And it’ll blow your wallet too, to judge from the pricetag. But that doesn’t mean I don’t want one of these crazy electronic saxiPhones that look like something out of the cantina scene from Star Wars.
It’s nerdier than a theramin and even harder to play. Meet the Eigenharp Pico….
A plastic breath pipe with a reed curves from the top of the Pico. Two columns of nine keys each run parallel down its body, flanked by a touch-sensitive “ribbon” controller used primarily for pitch-bending and for bowing a software-modeled cello.
Each LED-decked, pressure-sensitive key of the Eigenharp is actually three keys in one: The concave center triggers a standard note, while the upper edge triggers a sharp and the lower edge a flat. Octaves can be raised or lowered by tapping on two smaller, circular buttons below the keyboard.

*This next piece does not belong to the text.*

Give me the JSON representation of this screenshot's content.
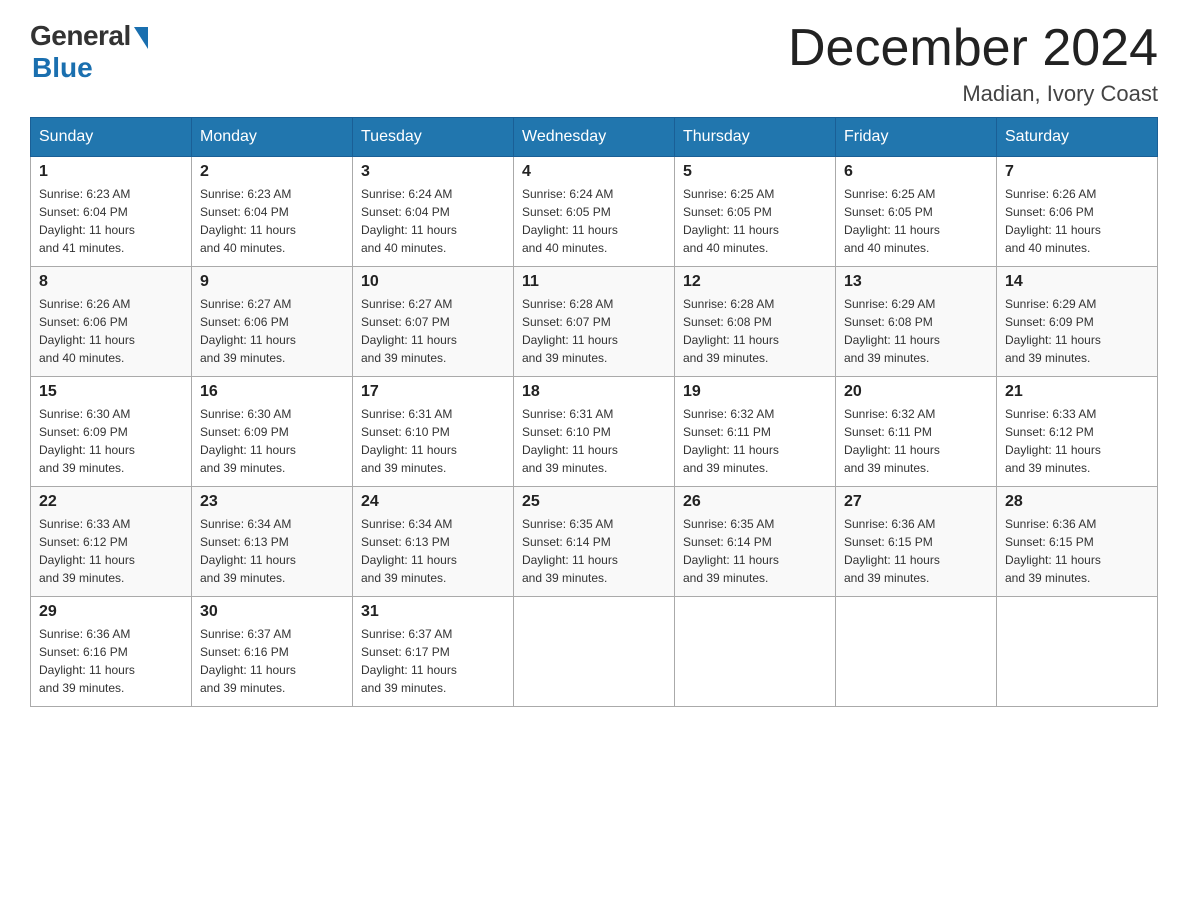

Two identical buttons above the keyboard serve different purposes. One turns the drum loop on and off, and the other — when held down — turns the keyboard into “main mode”: cycle through instruments, change scales, record and edit loops, add or subtract to the percussive beat, and manipulate a slew of other parameters.